Southern Star Ltd. logo
Premium Exclusives

Masterplan for Skibbereen unveiled

May 6th, 2024 11:26 AM

By Siobhan Cronin

Masterplan for Skibbereen unveiled Image
Valerie O’Sullivan, chief executive, Cork County Council and Cllr Joe Carroll, chairperson of the West Cork Municipal District launching the plan. (Photo: John Allen)

Share this article

Two new bridges, biodiversity parks and riverside cafés are envisaged by County Council

A public space at Levis’ Quay is part of Cork County Council’s plan.


SKIBBEREEN is to get an ecology park on the Marsh Road, a public space at Levis’ Quay, a developed riverside walk and the long-awaited pedestrian bridge from the bypass to the town centre, as part of ambitious plans unveiled this week.

Cork County Council launched its Town Centre First (TCF) regeneration plan for the town – the culmination of a public consultation which was part of the national policy initiative.

Skibbereen, with a population of just under 3,000, is the first town in the county to get its plan published and it runs to 82 pages of potential under the headings of ‘movement and connections’, ‘nature, landscape and environment’, ‘land use, economy and tourism’, ‘social, community and culture’, and ‘built form and heritage’.

The public consultation began last July and 930 submissions were received from the community after which a team of eight ‘community representatives’ worked with the Council to shape the plan.

The final report contains 36 specific objectives, projects, and principles, which were welcomed this week by local Cllr Joe Carroll, chair of the West Cork Municipal District.

‘This plan for Skibbereen strikes a balance between what is bravely ambitious and realistically achievable,’ he said. Council chief executive

Valerie O’Sullivan said the Skibbereen plan will be used as a resource for all stakeholders and to support funding applications for the projects and objectives that have been identified.

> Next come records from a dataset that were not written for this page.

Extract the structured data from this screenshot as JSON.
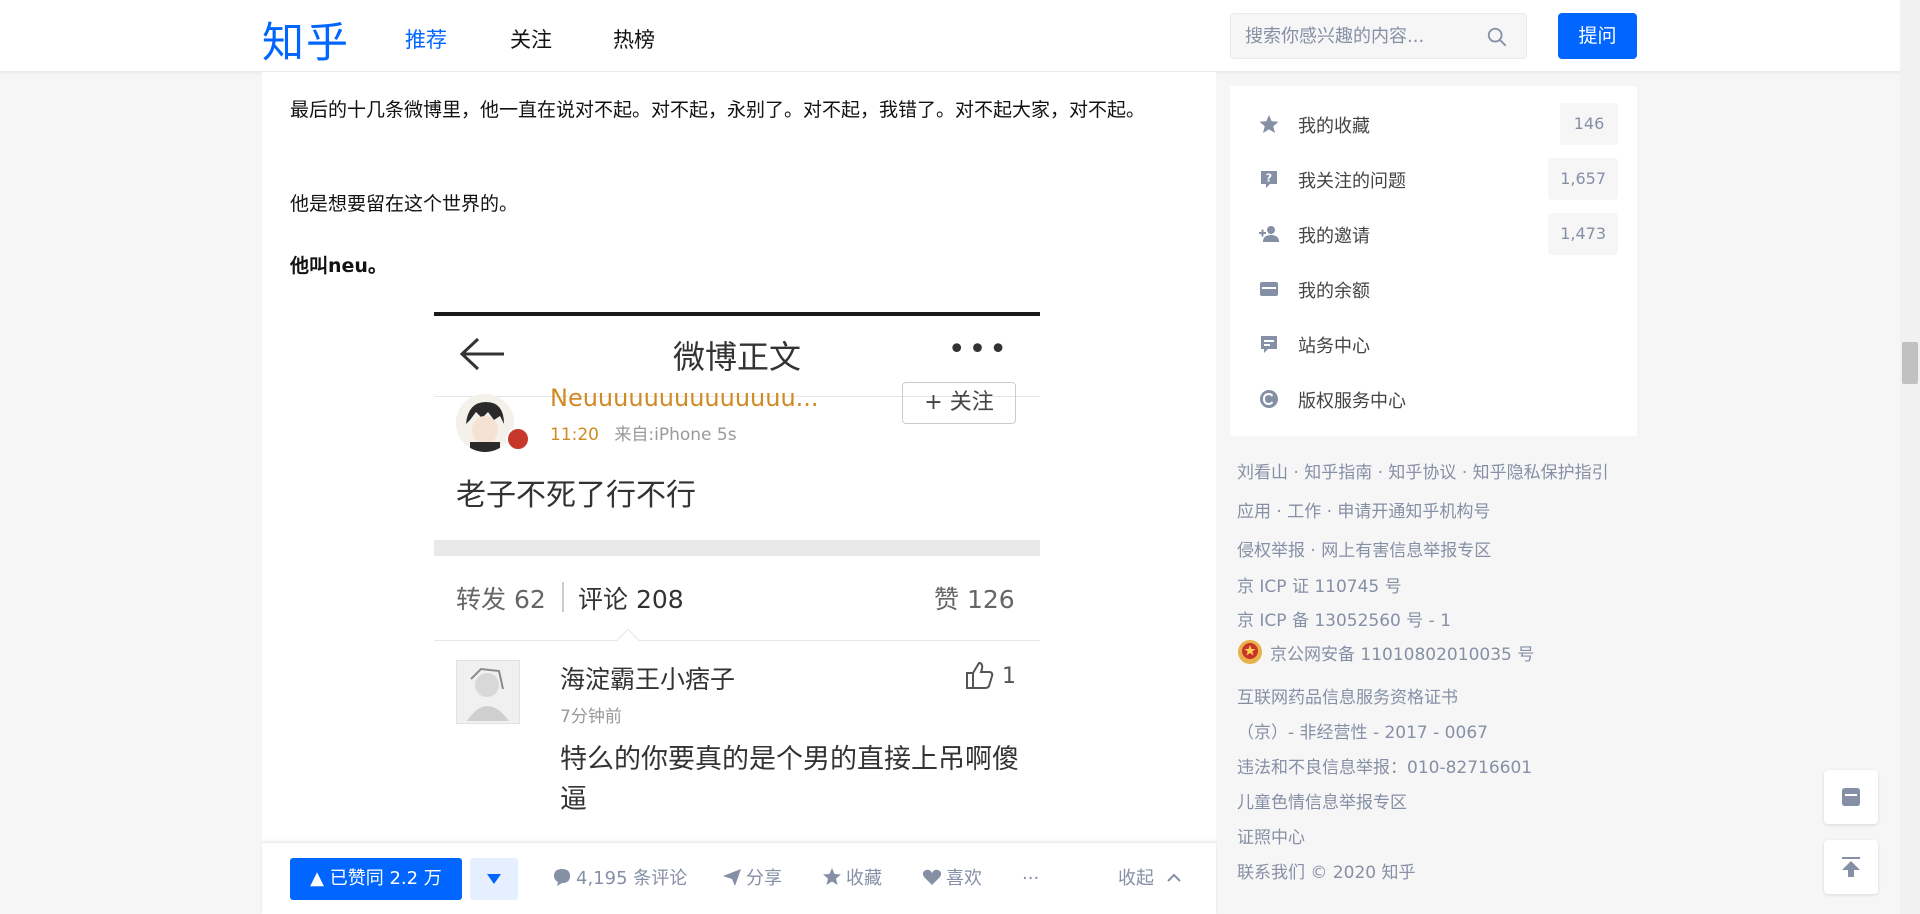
{
  "header": {
    "logo": "知乎",
    "tabs": [
      {
        "label": "推荐",
        "active": true
      },
      {
        "label": "关注",
        "active": false
      },
      {
        "label": "热榜",
        "active": false
      }
    ],
    "search_placeholder": "搜索你感兴趣的内容...",
    "ask_label": "提问"
  },
  "article": {
    "paragraphs": [
      "最后的十几条微博里，他一直在说对不起。对不起，永别了。对不起，我错了。对不起大家，对不起。",
      "他是想要留在这个世界的。",
      "他叫neu。"
    ],
    "screenshot": {
      "title": "微博正文",
      "more": "•••",
      "username": "Neuuuuuuuuuuuuuu...",
      "time": "11:20",
      "source": "来自:iPhone 5s",
      "follow_label": "+ 关注",
      "post_text": "老子不死了行不行",
      "repost": "转发 62",
      "comment": "评论 208",
      "like": "赞 126",
      "commenter": "海淀霸王小痞子",
      "comment_time": "7分钟前",
      "comment_likes": "1",
      "comment_text": "特么的你要真的是个男的直接上吊啊傻逼"
    }
  },
  "actions": {
    "upvote": "▲ 已赞同 2.2 万",
    "comments": "4,195 条评论",
    "share": "分享",
    "collect": "收藏",
    "like": "喜欢",
    "more": "···",
    "collapse": "收起"
  },
  "sidebar": {
    "items": [
      {
        "label": "我的收藏",
        "count": "146",
        "icon": "star-icon"
      },
      {
        "label": "我关注的问题",
        "count": "1,657",
        "icon": "question-icon"
      },
      {
        "label": "我的邀请",
        "count": "1,473",
        "icon": "invite-icon"
      },
      {
        "label": "我的余额",
        "count": "",
        "icon": "wallet-icon"
      },
      {
        "label": "站务中心",
        "count": "",
        "icon": "message-icon"
      },
      {
        "label": "版权服务中心",
        "count": "",
        "icon": "copyright-icon"
      }
    ]
  },
  "footer": {
    "lines": [
      "刘看山 · 知乎指南 · 知乎协议 · 知乎隐私保护指引",
      "应用 · 工作 · 申请开通知乎机构号",
      "侵权举报 · 网上有害信息举报专区",
      "京 ICP 证 110745 号",
      "京 ICP 备 13052560 号 - 1",
      "京公网安备 11010802010035 号",
      "互联网药品信息服务资格证书",
      "（京）- 非经营性 - 2017 - 0067",
      "违法和不良信息举报：010-82716601",
      "儿童色情信息举报专区",
      "证照中心",
      "联系我们 © 2020 知乎"
    ]
  },
  "colors": {
    "brand": "#0066ff",
    "muted": "#8590a6"
  }
}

While there are no specific costings for the works, Town Team member Brendan McCarthy said that the Council had already applied for some initial funding and it was ‘confident’ of getting it, to complete public realm works in the town centre. He said the report, which cost €100,000, was a ‘blueprint’ for future funding applications, under various town regeneration and renewal schemes.

Among the major ambitions in the plan are the development of the Rock scenic area which overlooks the town, and the development of a biodiversity area on Marsh Road with an ecology park and walk, with trails, bird hides and more.

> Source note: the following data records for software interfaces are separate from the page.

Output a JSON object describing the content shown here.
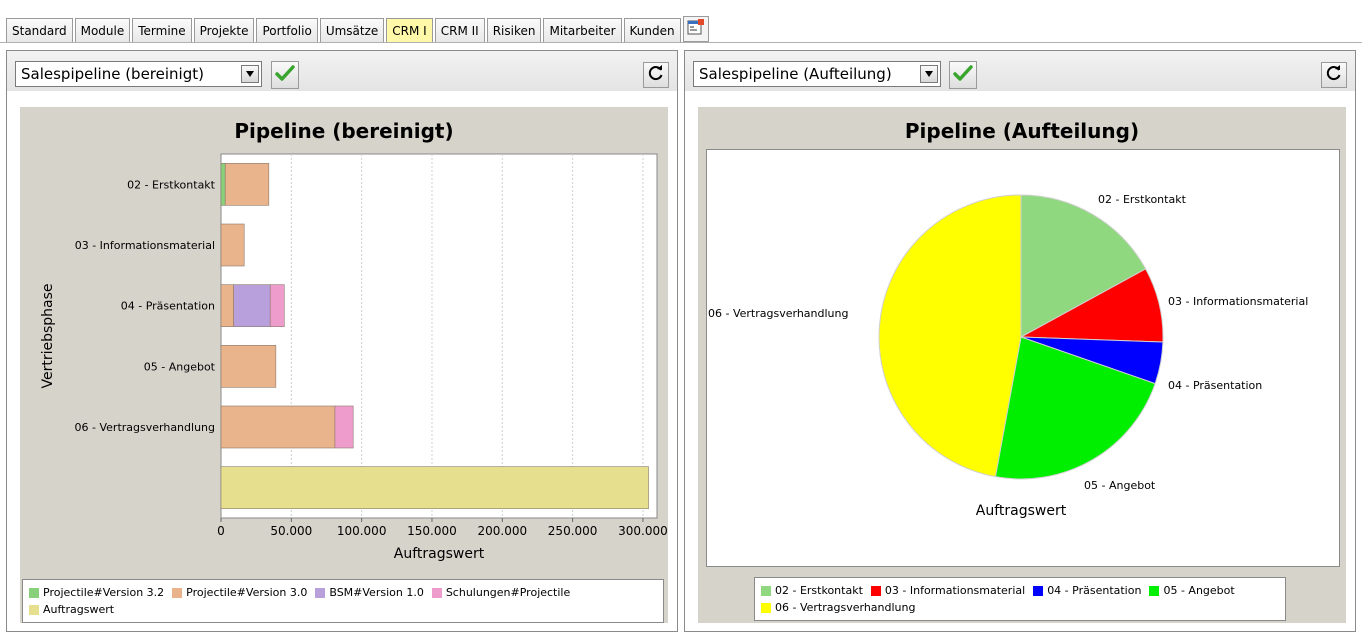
{
  "tabs": [
    {
      "label": "Standard"
    },
    {
      "label": "Module"
    },
    {
      "label": "Termine"
    },
    {
      "label": "Projekte"
    },
    {
      "label": "Portfolio"
    },
    {
      "label": "Umsätze"
    },
    {
      "label": "CRM I",
      "active": true
    },
    {
      "label": "CRM II"
    },
    {
      "label": "Risiken"
    },
    {
      "label": "Mitarbeiter"
    },
    {
      "label": "Kunden"
    }
  ],
  "left_panel": {
    "selected_view": "Salespipeline (bereinigt)",
    "legend": [
      {
        "label": "Projectile#Version 3.2",
        "color": "#88d07a"
      },
      {
        "label": "Projectile#Version 3.0",
        "color": "#e9b48c"
      },
      {
        "label": "BSM#Version 1.0",
        "color": "#b8a0dc"
      },
      {
        "label": "Schulungen#Projectile",
        "color": "#ee9ccc"
      },
      {
        "label": "Auftragswert",
        "color": "#e6e08e"
      }
    ]
  },
  "right_panel": {
    "selected_view": "Salespipeline (Aufteilung)",
    "legend": [
      {
        "label": "02 - Erstkontakt",
        "color": "#8fd87f"
      },
      {
        "label": "03 - Informationsmaterial",
        "color": "#ff0000"
      },
      {
        "label": "04 - Präsentation",
        "color": "#0000ff"
      },
      {
        "label": "05 - Angebot",
        "color": "#00ee00"
      },
      {
        "label": "06 - Vertragsverhandlung",
        "color": "#ffff00"
      }
    ]
  },
  "chart_data": [
    {
      "type": "bar",
      "orientation": "horizontal",
      "stacked": true,
      "title": "Pipeline (bereinigt)",
      "xlabel": "Auftragswert",
      "ylabel": "Vertriebsphase",
      "xlim": [
        0,
        310000
      ],
      "xticks": [
        0,
        50000,
        100000,
        150000,
        200000,
        250000,
        300000
      ],
      "xtick_labels": [
        "0",
        "50.000",
        "100.000",
        "150.000",
        "200.000",
        "250.000",
        "300.000"
      ],
      "grid": true,
      "categories": [
        "02 - Erstkontakt",
        "03 - Informationsmaterial",
        "04 - Präsentation",
        "05 - Angebot",
        "06 - Vertragsverhandlung",
        ""
      ],
      "series": [
        {
          "name": "Projectile#Version 3.2",
          "color": "#88d07a",
          "values": [
            3000,
            0,
            0,
            0,
            0,
            0
          ]
        },
        {
          "name": "Projectile#Version 3.0",
          "color": "#e9b48c",
          "values": [
            31000,
            16500,
            9000,
            39000,
            81000,
            0
          ]
        },
        {
          "name": "BSM#Version 1.0",
          "color": "#b8a0dc",
          "values": [
            0,
            0,
            26000,
            0,
            0,
            0
          ]
        },
        {
          "name": "Schulungen#Projectile",
          "color": "#ee9ccc",
          "values": [
            0,
            0,
            10000,
            0,
            13000,
            0
          ]
        },
        {
          "name": "Auftragswert",
          "color": "#e6e08e",
          "values": [
            0,
            0,
            0,
            0,
            0,
            304000
          ]
        }
      ]
    },
    {
      "type": "pie",
      "title": "Pipeline (Aufteilung)",
      "xlabel": "Auftragswert",
      "slices": [
        {
          "label": "02 - Erstkontakt",
          "value": 34000,
          "color": "#8fd87f"
        },
        {
          "label": "03 - Informationsmaterial",
          "value": 17000,
          "color": "#ff0000"
        },
        {
          "label": "04 - Präsentation",
          "value": 9500,
          "color": "#0000ff"
        },
        {
          "label": "05 - Angebot",
          "value": 45000,
          "color": "#00ee00"
        },
        {
          "label": "06 - Vertragsverhandlung",
          "value": 94000,
          "color": "#ffff00"
        }
      ]
    }
  ]
}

The Council will also examine the potential for installing EV charging points, new street signage, and the potential of a second pedestrian bridge across the Ilen, from a new N71 car park to the library. The existing blueway for kayakers on the Ilen is to get better promotion and the town is to get its own ‘unique identity’ and ‘brand’.

The Council says it wants to focus on the riverfront for commercial development and will address vacancy and dereliction in the town. It would also like to see cafés and restaurants looking onto the river, and further development of the Ilen’s tourism potential. There will also be discussions on a shopfront improvement scheme and the promotion and conservation of existing heritage assets.

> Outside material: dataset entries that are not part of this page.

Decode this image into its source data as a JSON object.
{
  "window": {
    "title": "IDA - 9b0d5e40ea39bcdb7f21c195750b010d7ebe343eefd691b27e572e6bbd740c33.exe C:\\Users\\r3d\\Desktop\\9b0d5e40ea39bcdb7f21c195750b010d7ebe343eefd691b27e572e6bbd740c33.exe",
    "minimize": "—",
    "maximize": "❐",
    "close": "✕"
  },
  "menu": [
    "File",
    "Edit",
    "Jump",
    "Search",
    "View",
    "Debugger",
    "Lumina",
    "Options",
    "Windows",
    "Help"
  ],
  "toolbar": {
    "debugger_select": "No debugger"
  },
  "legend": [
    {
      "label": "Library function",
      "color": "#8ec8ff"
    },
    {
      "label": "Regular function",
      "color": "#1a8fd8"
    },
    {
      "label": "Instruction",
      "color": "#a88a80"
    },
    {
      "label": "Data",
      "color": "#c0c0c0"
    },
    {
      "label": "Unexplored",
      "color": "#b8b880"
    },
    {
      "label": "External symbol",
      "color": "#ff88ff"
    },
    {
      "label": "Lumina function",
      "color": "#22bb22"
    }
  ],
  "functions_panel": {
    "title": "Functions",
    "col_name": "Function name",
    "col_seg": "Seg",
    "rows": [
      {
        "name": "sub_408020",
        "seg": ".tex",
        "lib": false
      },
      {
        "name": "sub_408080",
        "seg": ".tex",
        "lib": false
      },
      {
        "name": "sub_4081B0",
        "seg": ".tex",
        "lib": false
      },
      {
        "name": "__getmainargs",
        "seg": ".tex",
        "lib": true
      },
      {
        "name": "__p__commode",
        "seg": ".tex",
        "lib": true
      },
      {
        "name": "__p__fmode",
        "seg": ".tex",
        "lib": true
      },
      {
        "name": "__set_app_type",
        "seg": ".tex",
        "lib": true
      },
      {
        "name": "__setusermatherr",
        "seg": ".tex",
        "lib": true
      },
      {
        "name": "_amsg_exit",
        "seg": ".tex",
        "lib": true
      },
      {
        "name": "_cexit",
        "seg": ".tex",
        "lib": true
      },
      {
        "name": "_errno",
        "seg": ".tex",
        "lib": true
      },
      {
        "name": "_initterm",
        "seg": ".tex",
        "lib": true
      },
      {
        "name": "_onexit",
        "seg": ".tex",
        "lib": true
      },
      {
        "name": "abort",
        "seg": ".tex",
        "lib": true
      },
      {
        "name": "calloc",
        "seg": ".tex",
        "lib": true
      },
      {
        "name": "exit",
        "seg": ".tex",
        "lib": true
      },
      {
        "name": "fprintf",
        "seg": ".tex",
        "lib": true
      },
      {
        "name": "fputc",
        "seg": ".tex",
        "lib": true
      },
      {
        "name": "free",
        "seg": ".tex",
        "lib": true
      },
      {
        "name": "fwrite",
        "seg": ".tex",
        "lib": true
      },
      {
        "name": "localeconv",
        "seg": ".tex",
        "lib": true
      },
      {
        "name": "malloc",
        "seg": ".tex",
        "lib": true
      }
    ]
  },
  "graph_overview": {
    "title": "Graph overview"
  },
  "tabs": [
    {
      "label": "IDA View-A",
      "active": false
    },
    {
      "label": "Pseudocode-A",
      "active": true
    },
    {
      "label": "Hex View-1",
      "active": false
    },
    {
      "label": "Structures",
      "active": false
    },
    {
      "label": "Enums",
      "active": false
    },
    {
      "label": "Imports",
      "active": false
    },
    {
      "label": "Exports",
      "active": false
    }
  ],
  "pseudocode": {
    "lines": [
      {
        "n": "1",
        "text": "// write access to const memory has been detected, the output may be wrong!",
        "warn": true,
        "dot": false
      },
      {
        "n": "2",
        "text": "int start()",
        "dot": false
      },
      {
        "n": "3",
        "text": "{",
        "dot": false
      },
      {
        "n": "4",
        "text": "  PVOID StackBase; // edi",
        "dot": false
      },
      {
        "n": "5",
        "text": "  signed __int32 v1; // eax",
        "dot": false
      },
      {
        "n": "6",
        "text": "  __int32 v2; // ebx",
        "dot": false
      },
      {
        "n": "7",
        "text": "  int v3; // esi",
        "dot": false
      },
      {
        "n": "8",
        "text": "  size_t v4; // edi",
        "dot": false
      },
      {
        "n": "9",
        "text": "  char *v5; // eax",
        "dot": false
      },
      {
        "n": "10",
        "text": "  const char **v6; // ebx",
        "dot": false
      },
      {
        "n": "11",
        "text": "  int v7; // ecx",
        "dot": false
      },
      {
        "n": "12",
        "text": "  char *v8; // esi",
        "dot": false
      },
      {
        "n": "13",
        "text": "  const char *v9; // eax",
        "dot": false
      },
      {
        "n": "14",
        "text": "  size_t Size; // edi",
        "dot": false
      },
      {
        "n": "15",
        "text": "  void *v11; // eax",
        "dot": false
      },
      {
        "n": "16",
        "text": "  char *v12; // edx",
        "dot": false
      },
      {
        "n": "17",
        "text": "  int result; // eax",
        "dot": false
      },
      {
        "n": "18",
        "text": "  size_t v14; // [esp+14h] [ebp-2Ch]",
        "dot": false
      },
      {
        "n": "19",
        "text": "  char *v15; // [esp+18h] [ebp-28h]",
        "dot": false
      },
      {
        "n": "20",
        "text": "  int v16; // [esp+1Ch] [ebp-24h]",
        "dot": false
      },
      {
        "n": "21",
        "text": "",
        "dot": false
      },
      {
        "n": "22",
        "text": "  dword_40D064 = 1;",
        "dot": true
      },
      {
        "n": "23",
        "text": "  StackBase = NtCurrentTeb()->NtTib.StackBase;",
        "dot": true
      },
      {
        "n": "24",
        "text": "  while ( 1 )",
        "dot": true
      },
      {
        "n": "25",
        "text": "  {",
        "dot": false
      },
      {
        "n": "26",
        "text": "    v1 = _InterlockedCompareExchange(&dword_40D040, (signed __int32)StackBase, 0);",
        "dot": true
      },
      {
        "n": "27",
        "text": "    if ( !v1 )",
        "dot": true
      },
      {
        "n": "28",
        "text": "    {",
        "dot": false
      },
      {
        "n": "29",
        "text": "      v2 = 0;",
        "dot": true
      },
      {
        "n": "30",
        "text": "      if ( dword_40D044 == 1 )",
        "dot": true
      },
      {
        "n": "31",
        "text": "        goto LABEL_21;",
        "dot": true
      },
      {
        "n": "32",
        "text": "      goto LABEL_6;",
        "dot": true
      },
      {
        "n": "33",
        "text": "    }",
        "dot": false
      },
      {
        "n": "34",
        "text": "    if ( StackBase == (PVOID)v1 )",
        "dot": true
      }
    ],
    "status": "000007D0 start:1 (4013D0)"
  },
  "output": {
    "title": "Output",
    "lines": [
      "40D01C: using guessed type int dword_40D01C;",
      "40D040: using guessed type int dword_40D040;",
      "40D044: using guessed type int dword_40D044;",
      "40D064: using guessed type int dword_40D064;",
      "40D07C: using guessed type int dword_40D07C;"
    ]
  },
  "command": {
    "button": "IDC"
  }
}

The former Steam Mill on Ilen Street is to be regenerated by Cork County Council and living above shops in the town centre is to be promoted and encouraged. The report describes as ‘very poor quality’ the existing public realm areas and notes that streetscape improvements have only been implemented on a section of Main Street.

Sustainable solutions need focus as a result of climate change, it adds, and this was raised during the public consultation process. But it notes a shortage of green spaces, which the plan aims to address.

Under a heading of ‘challenges’, the report notes the lack of hotels and bed nights for tourists and also the ‘poorly designed flood risk defence walls’ which ‘prevent permeability where desirable’.

The authors of the report have compared the plan to ‘good practice examples’ in Rhine Terrace, Switzerland; Aabenraa city centre in Denmark and Bad Salzdetfurth in Germany, among others. But a comment which may raise eyebrows among business owners and shoppers is the inclusion of ‘a proliferation of on-street parking’ under the ‘challenges’ heading and a reference to ‘strong car-dependency from the hinterland’ and ‘a resistance to changing mobility habits’.

One of the mainstays of the plan is to finally enable pedestrian access from the N71 to the town centre.

The report says: ‘At the time of writing this report, there is an unresolved legal dispute between Cork County Council and the developer of the bridge. Cork County Council are committed to finding resolution and realising this connection.’

There are also major plans for the Rock area, to incorporate landscaped terraces, a destination hilltop ‘lookout’, and seating areas. The plan also looks to future-proof the town from climate episodes like flooding, with solutions for river erosion, and the reuse of groundwater, and strategic planting.

Copies of the plan are available in Skibbereen Library and online at and 

Share this article

Related content